But on Wednesday, emerging market stocks reached their highest point in 19 months, with the MSCI 26-country equity index registering growth for most of February.
The US dollar may be stable, taking a slight dip now and again against the Japanese yen, Euro and Sterling pound, but it is on its strongest streak in nearly five years.
Nevertheless, emerging market currencies appear to have bucked the trend.
Brazil’s real on Thursday continued two days of growth coming in at 3.0574 against the greenback.
The dollar has fallen nearly 75 per cent against the real year on year, largely due to invention from the central bank.
South Africa’s rand has also strengthened over the past month coming in at 12.91 to the dollar. The dollar has weakened by 18 per cent against the rand since the same period last year.
It’s pretty much the same story with the Russian ruble. The dollar fell by 0.19 per cent to 57.10 rubles on Thursday; it fell nearly 27 per cent against the ruble year on year.
According to the Emerging Portfolio Fund Research (EPFR Global) group, emerging market stocks and bonds have seen $11 billion inflows since the start of 2017.
In Nigeria, for example, investors chases after a $1 billion bond up for grabs.
The gain in inflows was easing measures from the Japanese and Eurozone’s central banks and another pause in the U.S. Federal Reserve’s rate hiking cycle.

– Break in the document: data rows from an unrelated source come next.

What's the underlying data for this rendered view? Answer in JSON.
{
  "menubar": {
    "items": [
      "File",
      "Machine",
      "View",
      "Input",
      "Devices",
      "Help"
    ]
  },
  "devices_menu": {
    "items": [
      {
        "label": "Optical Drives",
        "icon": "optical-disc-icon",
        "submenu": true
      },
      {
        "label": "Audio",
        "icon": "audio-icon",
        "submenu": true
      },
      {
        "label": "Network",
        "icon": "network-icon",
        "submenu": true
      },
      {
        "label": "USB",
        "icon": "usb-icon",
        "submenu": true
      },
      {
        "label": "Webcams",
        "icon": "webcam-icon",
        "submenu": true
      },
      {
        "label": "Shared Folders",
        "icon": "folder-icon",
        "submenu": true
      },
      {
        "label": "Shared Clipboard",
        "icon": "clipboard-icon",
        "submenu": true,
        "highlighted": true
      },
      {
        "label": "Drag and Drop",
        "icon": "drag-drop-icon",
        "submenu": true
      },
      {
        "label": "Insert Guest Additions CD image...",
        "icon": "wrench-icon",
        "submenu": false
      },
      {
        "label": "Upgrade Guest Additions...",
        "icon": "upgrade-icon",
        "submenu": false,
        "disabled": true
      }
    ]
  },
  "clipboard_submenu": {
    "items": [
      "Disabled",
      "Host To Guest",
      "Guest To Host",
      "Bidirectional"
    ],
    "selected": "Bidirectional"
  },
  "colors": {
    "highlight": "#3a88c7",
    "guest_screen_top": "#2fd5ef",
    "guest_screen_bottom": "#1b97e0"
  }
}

EPFR Global’s Developed versus Emerging Markets Indicator is beginning to reflect the recent shift in favor of this fund group following a punishing fourth quarter and start to 2016,” an EPFR report said earlier this week.
The BRICS Post with inputs from Agencies